■ Extracted information ■
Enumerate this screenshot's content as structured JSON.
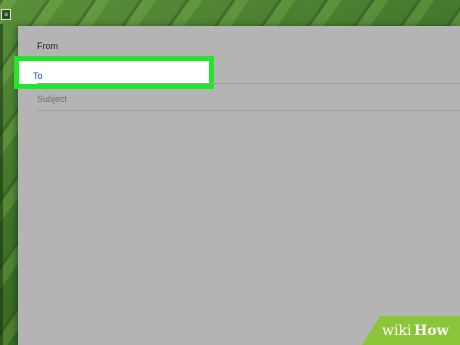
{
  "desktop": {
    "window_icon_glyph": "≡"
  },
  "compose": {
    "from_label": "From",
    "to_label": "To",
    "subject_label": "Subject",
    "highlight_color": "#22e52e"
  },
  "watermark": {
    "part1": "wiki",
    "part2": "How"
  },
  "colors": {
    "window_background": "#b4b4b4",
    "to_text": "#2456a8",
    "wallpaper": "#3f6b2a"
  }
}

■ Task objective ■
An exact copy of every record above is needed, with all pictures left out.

■ Response ■
Enumerate this screenshot's content as structured JSON.
{
  "desktop": {
    "window_icon_glyph": "≡"
  },
  "compose": {
    "from_label": "From",
    "to_label": "To",
    "subject_label": "Subject",
    "highlight_color": "#22e52e"
  },
  "watermark": {
    "part1": "wiki",
    "part2": "How"
  },
  "colors": {
    "window_background": "#b4b4b4",
    "to_text": "#2456a8",
    "wallpaper": "#3f6b2a"
  }
}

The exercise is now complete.